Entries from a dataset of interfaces
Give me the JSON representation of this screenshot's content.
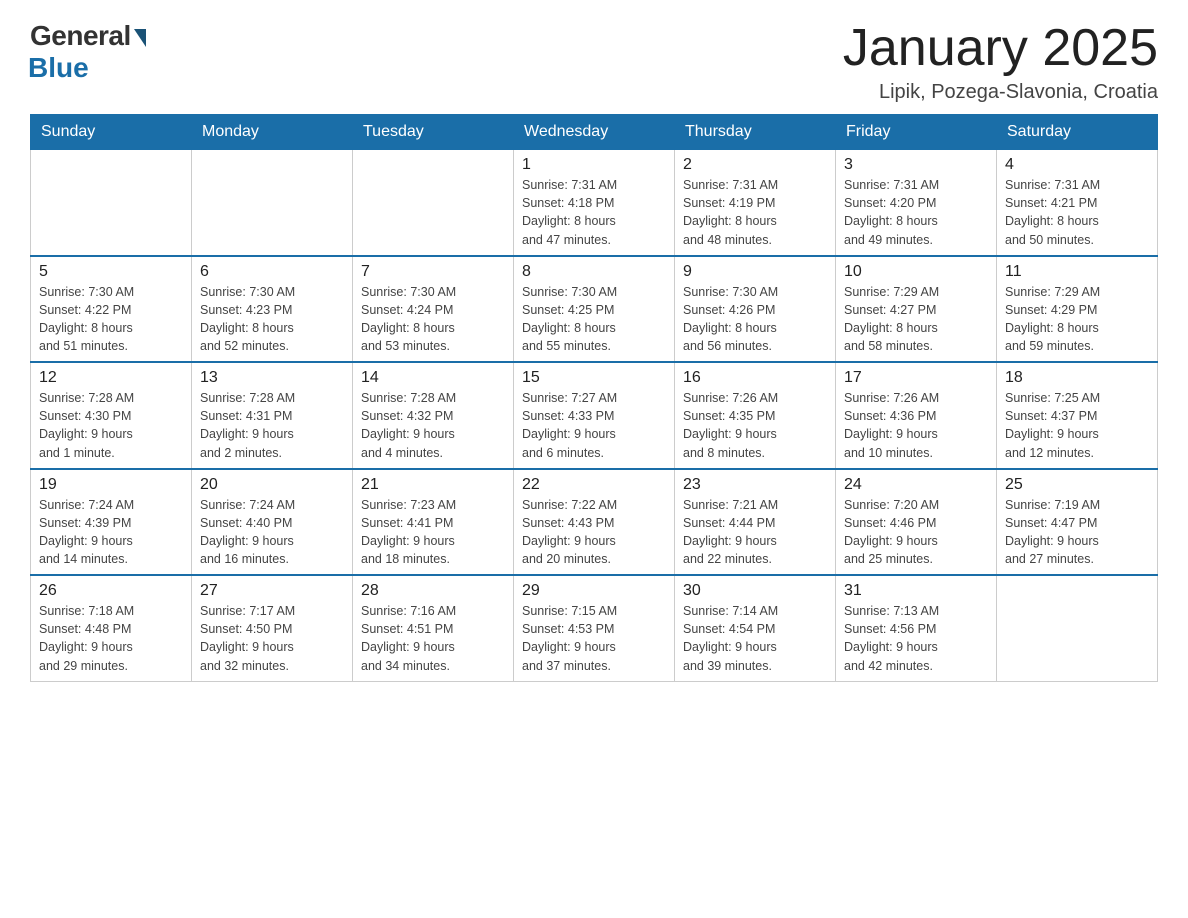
{
  "logo": {
    "general": "General",
    "blue": "Blue"
  },
  "title": "January 2025",
  "location": "Lipik, Pozega-Slavonia, Croatia",
  "days_of_week": [
    "Sunday",
    "Monday",
    "Tuesday",
    "Wednesday",
    "Thursday",
    "Friday",
    "Saturday"
  ],
  "weeks": [
    [
      {
        "day": "",
        "info": ""
      },
      {
        "day": "",
        "info": ""
      },
      {
        "day": "",
        "info": ""
      },
      {
        "day": "1",
        "info": "Sunrise: 7:31 AM\nSunset: 4:18 PM\nDaylight: 8 hours\nand 47 minutes."
      },
      {
        "day": "2",
        "info": "Sunrise: 7:31 AM\nSunset: 4:19 PM\nDaylight: 8 hours\nand 48 minutes."
      },
      {
        "day": "3",
        "info": "Sunrise: 7:31 AM\nSunset: 4:20 PM\nDaylight: 8 hours\nand 49 minutes."
      },
      {
        "day": "4",
        "info": "Sunrise: 7:31 AM\nSunset: 4:21 PM\nDaylight: 8 hours\nand 50 minutes."
      }
    ],
    [
      {
        "day": "5",
        "info": "Sunrise: 7:30 AM\nSunset: 4:22 PM\nDaylight: 8 hours\nand 51 minutes."
      },
      {
        "day": "6",
        "info": "Sunrise: 7:30 AM\nSunset: 4:23 PM\nDaylight: 8 hours\nand 52 minutes."
      },
      {
        "day": "7",
        "info": "Sunrise: 7:30 AM\nSunset: 4:24 PM\nDaylight: 8 hours\nand 53 minutes."
      },
      {
        "day": "8",
        "info": "Sunrise: 7:30 AM\nSunset: 4:25 PM\nDaylight: 8 hours\nand 55 minutes."
      },
      {
        "day": "9",
        "info": "Sunrise: 7:30 AM\nSunset: 4:26 PM\nDaylight: 8 hours\nand 56 minutes."
      },
      {
        "day": "10",
        "info": "Sunrise: 7:29 AM\nSunset: 4:27 PM\nDaylight: 8 hours\nand 58 minutes."
      },
      {
        "day": "11",
        "info": "Sunrise: 7:29 AM\nSunset: 4:29 PM\nDaylight: 8 hours\nand 59 minutes."
      }
    ],
    [
      {
        "day": "12",
        "info": "Sunrise: 7:28 AM\nSunset: 4:30 PM\nDaylight: 9 hours\nand 1 minute."
      },
      {
        "day": "13",
        "info": "Sunrise: 7:28 AM\nSunset: 4:31 PM\nDaylight: 9 hours\nand 2 minutes."
      },
      {
        "day": "14",
        "info": "Sunrise: 7:28 AM\nSunset: 4:32 PM\nDaylight: 9 hours\nand 4 minutes."
      },
      {
        "day": "15",
        "info": "Sunrise: 7:27 AM\nSunset: 4:33 PM\nDaylight: 9 hours\nand 6 minutes."
      },
      {
        "day": "16",
        "info": "Sunrise: 7:26 AM\nSunset: 4:35 PM\nDaylight: 9 hours\nand 8 minutes."
      },
      {
        "day": "17",
        "info": "Sunrise: 7:26 AM\nSunset: 4:36 PM\nDaylight: 9 hours\nand 10 minutes."
      },
      {
        "day": "18",
        "info": "Sunrise: 7:25 AM\nSunset: 4:37 PM\nDaylight: 9 hours\nand 12 minutes."
      }
    ],
    [
      {
        "day": "19",
        "info": "Sunrise: 7:24 AM\nSunset: 4:39 PM\nDaylight: 9 hours\nand 14 minutes."
      },
      {
        "day": "20",
        "info": "Sunrise: 7:24 AM\nSunset: 4:40 PM\nDaylight: 9 hours\nand 16 minutes."
      },
      {
        "day": "21",
        "info": "Sunrise: 7:23 AM\nSunset: 4:41 PM\nDaylight: 9 hours\nand 18 minutes."
      },
      {
        "day": "22",
        "info": "Sunrise: 7:22 AM\nSunset: 4:43 PM\nDaylight: 9 hours\nand 20 minutes."
      },
      {
        "day": "23",
        "info": "Sunrise: 7:21 AM\nSunset: 4:44 PM\nDaylight: 9 hours\nand 22 minutes."
      },
      {
        "day": "24",
        "info": "Sunrise: 7:20 AM\nSunset: 4:46 PM\nDaylight: 9 hours\nand 25 minutes."
      },
      {
        "day": "25",
        "info": "Sunrise: 7:19 AM\nSunset: 4:47 PM\nDaylight: 9 hours\nand 27 minutes."
      }
    ],
    [
      {
        "day": "26",
        "info": "Sunrise: 7:18 AM\nSunset: 4:48 PM\nDaylight: 9 hours\nand 29 minutes."
      },
      {
        "day": "27",
        "info": "Sunrise: 7:17 AM\nSunset: 4:50 PM\nDaylight: 9 hours\nand 32 minutes."
      },
      {
        "day": "28",
        "info": "Sunrise: 7:16 AM\nSunset: 4:51 PM\nDaylight: 9 hours\nand 34 minutes."
      },
      {
        "day": "29",
        "info": "Sunrise: 7:15 AM\nSunset: 4:53 PM\nDaylight: 9 hours\nand 37 minutes."
      },
      {
        "day": "30",
        "info": "Sunrise: 7:14 AM\nSunset: 4:54 PM\nDaylight: 9 hours\nand 39 minutes."
      },
      {
        "day": "31",
        "info": "Sunrise: 7:13 AM\nSunset: 4:56 PM\nDaylight: 9 hours\nand 42 minutes."
      },
      {
        "day": "",
        "info": ""
      }
    ]
  ]
}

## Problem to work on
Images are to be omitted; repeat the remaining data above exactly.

## Written response
Give me the JSON representation of this screenshot's content.
{
  "logo": {
    "general": "General",
    "blue": "Blue"
  },
  "title": "January 2025",
  "location": "Lipik, Pozega-Slavonia, Croatia",
  "days_of_week": [
    "Sunday",
    "Monday",
    "Tuesday",
    "Wednesday",
    "Thursday",
    "Friday",
    "Saturday"
  ],
  "weeks": [
    [
      {
        "day": "",
        "info": ""
      },
      {
        "day": "",
        "info": ""
      },
      {
        "day": "",
        "info": ""
      },
      {
        "day": "1",
        "info": "Sunrise: 7:31 AM\nSunset: 4:18 PM\nDaylight: 8 hours\nand 47 minutes."
      },
      {
        "day": "2",
        "info": "Sunrise: 7:31 AM\nSunset: 4:19 PM\nDaylight: 8 hours\nand 48 minutes."
      },
      {
        "day": "3",
        "info": "Sunrise: 7:31 AM\nSunset: 4:20 PM\nDaylight: 8 hours\nand 49 minutes."
      },
      {
        "day": "4",
        "info": "Sunrise: 7:31 AM\nSunset: 4:21 PM\nDaylight: 8 hours\nand 50 minutes."
      }
    ],
    [
      {
        "day": "5",
        "info": "Sunrise: 7:30 AM\nSunset: 4:22 PM\nDaylight: 8 hours\nand 51 minutes."
      },
      {
        "day": "6",
        "info": "Sunrise: 7:30 AM\nSunset: 4:23 PM\nDaylight: 8 hours\nand 52 minutes."
      },
      {
        "day": "7",
        "info": "Sunrise: 7:30 AM\nSunset: 4:24 PM\nDaylight: 8 hours\nand 53 minutes."
      },
      {
        "day": "8",
        "info": "Sunrise: 7:30 AM\nSunset: 4:25 PM\nDaylight: 8 hours\nand 55 minutes."
      },
      {
        "day": "9",
        "info": "Sunrise: 7:30 AM\nSunset: 4:26 PM\nDaylight: 8 hours\nand 56 minutes."
      },
      {
        "day": "10",
        "info": "Sunrise: 7:29 AM\nSunset: 4:27 PM\nDaylight: 8 hours\nand 58 minutes."
      },
      {
        "day": "11",
        "info": "Sunrise: 7:29 AM\nSunset: 4:29 PM\nDaylight: 8 hours\nand 59 minutes."
      }
    ],
    [
      {
        "day": "12",
        "info": "Sunrise: 7:28 AM\nSunset: 4:30 PM\nDaylight: 9 hours\nand 1 minute."
      },
      {
        "day": "13",
        "info": "Sunrise: 7:28 AM\nSunset: 4:31 PM\nDaylight: 9 hours\nand 2 minutes."
      },
      {
        "day": "14",
        "info": "Sunrise: 7:28 AM\nSunset: 4:32 PM\nDaylight: 9 hours\nand 4 minutes."
      },
      {
        "day": "15",
        "info": "Sunrise: 7:27 AM\nSunset: 4:33 PM\nDaylight: 9 hours\nand 6 minutes."
      },
      {
        "day": "16",
        "info": "Sunrise: 7:26 AM\nSunset: 4:35 PM\nDaylight: 9 hours\nand 8 minutes."
      },
      {
        "day": "17",
        "info": "Sunrise: 7:26 AM\nSunset: 4:36 PM\nDaylight: 9 hours\nand 10 minutes."
      },
      {
        "day": "18",
        "info": "Sunrise: 7:25 AM\nSunset: 4:37 PM\nDaylight: 9 hours\nand 12 minutes."
      }
    ],
    [
      {
        "day": "19",
        "info": "Sunrise: 7:24 AM\nSunset: 4:39 PM\nDaylight: 9 hours\nand 14 minutes."
      },
      {
        "day": "20",
        "info": "Sunrise: 7:24 AM\nSunset: 4:40 PM\nDaylight: 9 hours\nand 16 minutes."
      },
      {
        "day": "21",
        "info": "Sunrise: 7:23 AM\nSunset: 4:41 PM\nDaylight: 9 hours\nand 18 minutes."
      },
      {
        "day": "22",
        "info": "Sunrise: 7:22 AM\nSunset: 4:43 PM\nDaylight: 9 hours\nand 20 minutes."
      },
      {
        "day": "23",
        "info": "Sunrise: 7:21 AM\nSunset: 4:44 PM\nDaylight: 9 hours\nand 22 minutes."
      },
      {
        "day": "24",
        "info": "Sunrise: 7:20 AM\nSunset: 4:46 PM\nDaylight: 9 hours\nand 25 minutes."
      },
      {
        "day": "25",
        "info": "Sunrise: 7:19 AM\nSunset: 4:47 PM\nDaylight: 9 hours\nand 27 minutes."
      }
    ],
    [
      {
        "day": "26",
        "info": "Sunrise: 7:18 AM\nSunset: 4:48 PM\nDaylight: 9 hours\nand 29 minutes."
      },
      {
        "day": "27",
        "info": "Sunrise: 7:17 AM\nSunset: 4:50 PM\nDaylight: 9 hours\nand 32 minutes."
      },
      {
        "day": "28",
        "info": "Sunrise: 7:16 AM\nSunset: 4:51 PM\nDaylight: 9 hours\nand 34 minutes."
      },
      {
        "day": "29",
        "info": "Sunrise: 7:15 AM\nSunset: 4:53 PM\nDaylight: 9 hours\nand 37 minutes."
      },
      {
        "day": "30",
        "info": "Sunrise: 7:14 AM\nSunset: 4:54 PM\nDaylight: 9 hours\nand 39 minutes."
      },
      {
        "day": "31",
        "info": "Sunrise: 7:13 AM\nSunset: 4:56 PM\nDaylight: 9 hours\nand 42 minutes."
      },
      {
        "day": "",
        "info": ""
      }
    ]
  ]
}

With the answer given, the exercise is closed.